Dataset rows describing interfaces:
======
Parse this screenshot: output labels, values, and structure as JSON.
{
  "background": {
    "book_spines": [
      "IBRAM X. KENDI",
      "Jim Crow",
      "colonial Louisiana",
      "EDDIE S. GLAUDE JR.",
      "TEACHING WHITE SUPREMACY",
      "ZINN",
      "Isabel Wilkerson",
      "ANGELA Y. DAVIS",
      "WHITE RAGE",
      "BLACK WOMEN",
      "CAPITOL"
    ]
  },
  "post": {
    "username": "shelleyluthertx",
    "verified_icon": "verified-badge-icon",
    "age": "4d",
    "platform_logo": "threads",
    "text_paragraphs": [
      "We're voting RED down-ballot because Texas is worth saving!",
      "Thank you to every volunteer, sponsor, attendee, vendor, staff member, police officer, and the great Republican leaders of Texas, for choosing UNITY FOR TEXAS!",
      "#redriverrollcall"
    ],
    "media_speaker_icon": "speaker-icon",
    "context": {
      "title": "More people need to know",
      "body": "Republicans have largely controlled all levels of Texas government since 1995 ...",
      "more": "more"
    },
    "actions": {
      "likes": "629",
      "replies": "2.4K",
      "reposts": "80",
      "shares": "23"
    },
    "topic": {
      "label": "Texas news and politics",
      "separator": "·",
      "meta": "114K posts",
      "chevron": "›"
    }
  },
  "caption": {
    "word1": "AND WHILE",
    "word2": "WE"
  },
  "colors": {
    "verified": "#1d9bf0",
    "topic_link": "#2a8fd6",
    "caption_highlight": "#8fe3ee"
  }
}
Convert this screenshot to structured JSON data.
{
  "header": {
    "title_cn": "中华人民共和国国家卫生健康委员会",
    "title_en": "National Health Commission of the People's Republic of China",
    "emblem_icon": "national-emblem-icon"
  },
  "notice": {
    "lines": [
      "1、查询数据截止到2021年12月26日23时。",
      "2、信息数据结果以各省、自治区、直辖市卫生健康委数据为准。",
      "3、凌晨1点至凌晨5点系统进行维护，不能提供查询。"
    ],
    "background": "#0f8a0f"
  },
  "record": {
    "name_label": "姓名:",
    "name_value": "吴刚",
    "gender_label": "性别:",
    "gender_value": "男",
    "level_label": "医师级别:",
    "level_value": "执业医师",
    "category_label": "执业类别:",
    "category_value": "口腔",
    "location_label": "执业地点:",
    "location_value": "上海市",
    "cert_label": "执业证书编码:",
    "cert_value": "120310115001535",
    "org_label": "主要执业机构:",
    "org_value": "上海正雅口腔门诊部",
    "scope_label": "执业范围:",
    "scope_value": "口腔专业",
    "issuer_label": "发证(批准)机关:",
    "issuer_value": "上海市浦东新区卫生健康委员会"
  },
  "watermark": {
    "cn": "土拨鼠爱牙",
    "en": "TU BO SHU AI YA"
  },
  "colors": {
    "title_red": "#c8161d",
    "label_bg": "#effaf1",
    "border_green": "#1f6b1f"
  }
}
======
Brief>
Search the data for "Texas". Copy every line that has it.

Answer area>
      "We're voting RED down-ballot because Texas is worth saving!",
      "Thank you to every volunteer, sponsor, attendee, vendor, staff member, police officer, and the great Republican leaders of Texas, for choosing UNITY FOR TEXAS!",
      "body": "Republicans have largely controlled all levels of Texas government since 1995 ...",
      "label": "Texas news and politics",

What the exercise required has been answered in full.